*WHAT IS NEEDED*. What follows is a listing to be repeated in full and without alteration.

*DATA FOR ANALYSIS*.

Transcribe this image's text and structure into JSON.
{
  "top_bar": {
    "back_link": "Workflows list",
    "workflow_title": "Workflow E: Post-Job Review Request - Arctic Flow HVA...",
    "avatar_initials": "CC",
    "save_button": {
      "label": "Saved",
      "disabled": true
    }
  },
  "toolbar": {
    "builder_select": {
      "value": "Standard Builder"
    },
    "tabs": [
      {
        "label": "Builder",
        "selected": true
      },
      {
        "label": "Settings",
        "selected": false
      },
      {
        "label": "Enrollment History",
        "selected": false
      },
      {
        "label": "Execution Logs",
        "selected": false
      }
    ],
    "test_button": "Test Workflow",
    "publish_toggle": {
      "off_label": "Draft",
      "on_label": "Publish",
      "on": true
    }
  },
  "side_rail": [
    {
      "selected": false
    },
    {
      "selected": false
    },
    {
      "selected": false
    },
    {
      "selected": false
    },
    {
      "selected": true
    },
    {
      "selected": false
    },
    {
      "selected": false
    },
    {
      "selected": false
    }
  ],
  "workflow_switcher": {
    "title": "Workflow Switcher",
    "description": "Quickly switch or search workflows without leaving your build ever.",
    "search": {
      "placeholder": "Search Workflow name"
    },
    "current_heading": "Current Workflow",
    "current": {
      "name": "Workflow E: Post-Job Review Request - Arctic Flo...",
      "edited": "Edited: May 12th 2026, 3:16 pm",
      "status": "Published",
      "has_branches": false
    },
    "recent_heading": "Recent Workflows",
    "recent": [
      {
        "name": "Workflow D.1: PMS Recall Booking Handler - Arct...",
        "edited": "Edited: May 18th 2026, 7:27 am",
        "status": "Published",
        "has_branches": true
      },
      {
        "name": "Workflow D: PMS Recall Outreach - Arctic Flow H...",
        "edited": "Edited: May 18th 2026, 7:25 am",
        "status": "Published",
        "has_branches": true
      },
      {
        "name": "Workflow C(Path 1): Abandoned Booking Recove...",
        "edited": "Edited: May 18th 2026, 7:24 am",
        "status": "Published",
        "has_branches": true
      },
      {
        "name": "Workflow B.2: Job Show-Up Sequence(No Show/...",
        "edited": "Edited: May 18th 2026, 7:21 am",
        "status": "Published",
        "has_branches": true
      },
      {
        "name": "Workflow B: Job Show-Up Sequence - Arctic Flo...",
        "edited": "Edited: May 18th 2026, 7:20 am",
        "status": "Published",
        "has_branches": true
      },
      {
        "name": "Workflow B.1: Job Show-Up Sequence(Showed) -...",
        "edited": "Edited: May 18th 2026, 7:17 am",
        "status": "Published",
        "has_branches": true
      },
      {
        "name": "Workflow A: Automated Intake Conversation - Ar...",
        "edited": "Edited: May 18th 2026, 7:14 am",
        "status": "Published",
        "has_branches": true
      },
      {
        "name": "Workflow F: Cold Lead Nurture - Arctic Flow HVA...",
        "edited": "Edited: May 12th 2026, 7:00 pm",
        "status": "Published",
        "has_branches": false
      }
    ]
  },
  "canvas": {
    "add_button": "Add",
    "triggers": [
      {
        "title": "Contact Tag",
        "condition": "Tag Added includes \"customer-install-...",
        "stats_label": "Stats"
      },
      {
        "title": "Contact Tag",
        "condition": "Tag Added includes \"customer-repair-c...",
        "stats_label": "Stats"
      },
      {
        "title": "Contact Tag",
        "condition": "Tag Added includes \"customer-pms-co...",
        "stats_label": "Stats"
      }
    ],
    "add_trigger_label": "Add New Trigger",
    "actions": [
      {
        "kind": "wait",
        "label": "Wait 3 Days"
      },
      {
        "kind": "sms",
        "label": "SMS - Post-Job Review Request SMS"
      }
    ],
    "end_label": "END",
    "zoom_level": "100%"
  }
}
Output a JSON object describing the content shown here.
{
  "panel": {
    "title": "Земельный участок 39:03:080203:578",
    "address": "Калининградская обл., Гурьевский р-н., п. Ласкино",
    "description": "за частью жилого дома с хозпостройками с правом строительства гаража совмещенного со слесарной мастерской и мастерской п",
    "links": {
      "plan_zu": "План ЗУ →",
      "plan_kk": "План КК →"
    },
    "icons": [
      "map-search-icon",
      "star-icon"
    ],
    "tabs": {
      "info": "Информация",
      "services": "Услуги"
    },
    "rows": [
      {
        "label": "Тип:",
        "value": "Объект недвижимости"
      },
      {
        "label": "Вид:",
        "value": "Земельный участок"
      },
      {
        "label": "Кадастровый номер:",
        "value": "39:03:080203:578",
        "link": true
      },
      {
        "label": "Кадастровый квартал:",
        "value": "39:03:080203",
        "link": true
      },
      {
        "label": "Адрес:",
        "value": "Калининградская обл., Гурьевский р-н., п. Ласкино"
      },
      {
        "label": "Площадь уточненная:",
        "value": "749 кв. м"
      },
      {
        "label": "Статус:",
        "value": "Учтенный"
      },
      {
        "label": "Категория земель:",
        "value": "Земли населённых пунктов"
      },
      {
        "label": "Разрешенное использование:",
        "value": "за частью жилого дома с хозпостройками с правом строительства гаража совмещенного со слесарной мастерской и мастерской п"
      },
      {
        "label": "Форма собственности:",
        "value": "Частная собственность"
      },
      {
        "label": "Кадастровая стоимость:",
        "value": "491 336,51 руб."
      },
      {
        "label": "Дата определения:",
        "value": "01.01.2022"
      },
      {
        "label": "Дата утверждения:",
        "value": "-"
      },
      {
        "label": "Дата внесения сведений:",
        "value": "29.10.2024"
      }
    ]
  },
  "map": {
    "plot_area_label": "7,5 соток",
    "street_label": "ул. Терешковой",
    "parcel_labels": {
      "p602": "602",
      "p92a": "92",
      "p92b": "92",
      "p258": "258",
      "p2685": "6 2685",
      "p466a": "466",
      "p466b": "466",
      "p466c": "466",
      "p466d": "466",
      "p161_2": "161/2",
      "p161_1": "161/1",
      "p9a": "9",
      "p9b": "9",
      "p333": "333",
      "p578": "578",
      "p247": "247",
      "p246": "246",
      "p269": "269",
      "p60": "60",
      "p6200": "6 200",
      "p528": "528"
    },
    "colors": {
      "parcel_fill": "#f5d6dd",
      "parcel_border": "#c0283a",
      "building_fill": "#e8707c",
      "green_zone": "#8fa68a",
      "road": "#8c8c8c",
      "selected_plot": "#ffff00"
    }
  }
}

*TASK SOLUTION*.
Transcribe this image's text and structure into JSON.
{
  "top_bar": {
    "back_link": "Workflows list",
    "workflow_title": "Workflow E: Post-Job Review Request - Arctic Flow HVA...",
    "avatar_initials": "CC",
    "save_button": {
      "label": "Saved",
      "disabled": true
    }
  },
  "toolbar": {
    "builder_select": {
      "value": "Standard Builder"
    },
    "tabs": [
      {
        "label": "Builder",
        "selected": true
      },
      {
        "label": "Settings",
        "selected": false
      },
      {
        "label": "Enrollment History",
        "selected": false
      },
      {
        "label": "Execution Logs",
        "selected": false
      }
    ],
    "test_button": "Test Workflow",
    "publish_toggle": {
      "off_label": "Draft",
      "on_label": "Publish",
      "on": true
    }
  },
  "side_rail": [
    {
      "selected": false
    },
    {
      "selected": false
    },
    {
      "selected": false
    },
    {
      "selected": false
    },
    {
      "selected": true
    },
    {
      "selected": false
    },
    {
      "selected": false
    },
    {
      "selected": false
    }
  ],
  "workflow_switcher": {
    "title": "Workflow Switcher",
    "description": "Quickly switch or search workflows without leaving your build ever.",
    "search": {
      "placeholder": "Search Workflow name"
    },
    "current_heading": "Current Workflow",
    "current": {
      "name": "Workflow E: Post-Job Review Request - Arctic Flo...",
      "edited": "Edited: May 12th 2026, 3:16 pm",
      "status": "Published",
      "has_branches": false
    },
    "recent_heading": "Recent Workflows",
    "recent": [
      {
        "name": "Workflow D.1: PMS Recall Booking Handler - Arct...",
        "edited": "Edited: May 18th 2026, 7:27 am",
        "status": "Published",
        "has_branches": true
      },
      {
        "name": "Workflow D: PMS Recall Outreach - Arctic Flow H...",
        "edited": "Edited: May 18th 2026, 7:25 am",
        "status": "Published",
        "has_branches": true
      },
      {
        "name": "Workflow C(Path 1): Abandoned Booking Recove...",
        "edited": "Edited: May 18th 2026, 7:24 am",
        "status": "Published",
        "has_branches": true
      },
      {
        "name": "Workflow B.2: Job Show-Up Sequence(No Show/...",
        "edited": "Edited: May 18th 2026, 7:21 am",
        "status": "Published",
        "has_branches": true
      },
      {
        "name": "Workflow B: Job Show-Up Sequence - Arctic Flo...",
        "edited": "Edited: May 18th 2026, 7:20 am",
        "status": "Published",
        "has_branches": true
      },
      {
        "name": "Workflow B.1: Job Show-Up Sequence(Showed) -...",
        "edited": "Edited: May 18th 2026, 7:17 am",
        "status": "Published",
        "has_branches": true
      },
      {
        "name": "Workflow A: Automated Intake Conversation - Ar...",
        "edited": "Edited: May 18th 2026, 7:14 am",
        "status": "Published",
        "has_branches": true
      },
      {
        "name": "Workflow F: Cold Lead Nurture - Arctic Flow HVA...",
        "edited": "Edited: May 12th 2026, 7:00 pm",
        "status": "Published",
        "has_branches": false
      }
    ]
  },
  "canvas": {
    "add_button": "Add",
    "triggers": [
      {
        "title": "Contact Tag",
        "condition": "Tag Added includes \"customer-install-...",
        "stats_label": "Stats"
      },
      {
        "title": "Contact Tag",
        "condition": "Tag Added includes \"customer-repair-c...",
        "stats_label": "Stats"
      },
      {
        "title": "Contact Tag",
        "condition": "Tag Added includes \"customer-pms-co...",
        "stats_label": "Stats"
      }
    ],
    "add_trigger_label": "Add New Trigger",
    "actions": [
      {
        "kind": "wait",
        "label": "Wait 3 Days"
      },
      {
        "kind": "sms",
        "label": "SMS - Post-Job Review Request SMS"
      }
    ],
    "end_label": "END",
    "zoom_level": "100%"
  }
}
Output a JSON object describing the content shown here.
{
  "panel": {
    "title": "Земельный участок 39:03:080203:578",
    "address": "Калининградская обл., Гурьевский р-н., п. Ласкино",
    "description": "за частью жилого дома с хозпостройками с правом строительства гаража совмещенного со слесарной мастерской и мастерской п",
    "links": {
      "plan_zu": "План ЗУ →",
      "plan_kk": "План КК →"
    },
    "icons": [
      "map-search-icon",
      "star-icon"
    ],
    "tabs": {
      "info": "Информация",
      "services": "Услуги"
    },
    "rows": [
      {
        "label": "Тип:",
        "value": "Объект недвижимости"
      },
      {
        "label": "Вид:",
        "value": "Земельный участок"
      },
      {
        "label": "Кадастровый номер:",
        "value": "39:03:080203:578",
        "link": true
      },
      {
        "label": "Кадастровый квартал:",
        "value": "39:03:080203",
        "link": true
      },
      {
        "label": "Адрес:",
        "value": "Калининградская обл., Гурьевский р-н., п. Ласкино"
      },
      {
        "label": "Площадь уточненная:",
        "value": "749 кв. м"
      },
      {
        "label": "Статус:",
        "value": "Учтенный"
      },
      {
        "label": "Категория земель:",
        "value": "Земли населённых пунктов"
      },
      {
        "label": "Разрешенное использование:",
        "value": "за частью жилого дома с хозпостройками с правом строительства гаража совмещенного со слесарной мастерской и мастерской п"
      },
      {
        "label": "Форма собственности:",
        "value": "Частная собственность"
      },
      {
        "label": "Кадастровая стоимость:",
        "value": "491 336,51 руб."
      },
      {
        "label": "Дата определения:",
        "value": "01.01.2022"
      },
      {
        "label": "Дата утверждения:",
        "value": "-"
      },
      {
        "label": "Дата внесения сведений:",
        "value": "29.10.2024"
      }
    ]
  },
  "map": {
    "plot_area_label": "7,5 соток",
    "street_label": "ул. Терешковой",
    "parcel_labels": {
      "p602": "602",
      "p92a": "92",
      "p92b": "92",
      "p258": "258",
      "p2685": "6 2685",
      "p466a": "466",
      "p466b": "466",
      "p466c": "466",
      "p466d": "466",
      "p161_2": "161/2",
      "p161_1": "161/1",
      "p9a": "9",
      "p9b": "9",
      "p333": "333",
      "p578": "578",
      "p247": "247",
      "p246": "246",
      "p269": "269",
      "p60": "60",
      "p6200": "6 200",
      "p528": "528"
    },
    "colors": {
      "parcel_fill": "#f5d6dd",
      "parcel_border": "#c0283a",
      "building_fill": "#e8707c",
      "green_zone": "#8fa68a",
      "road": "#8c8c8c",
      "selected_plot": "#ffff00"
    }
  }
}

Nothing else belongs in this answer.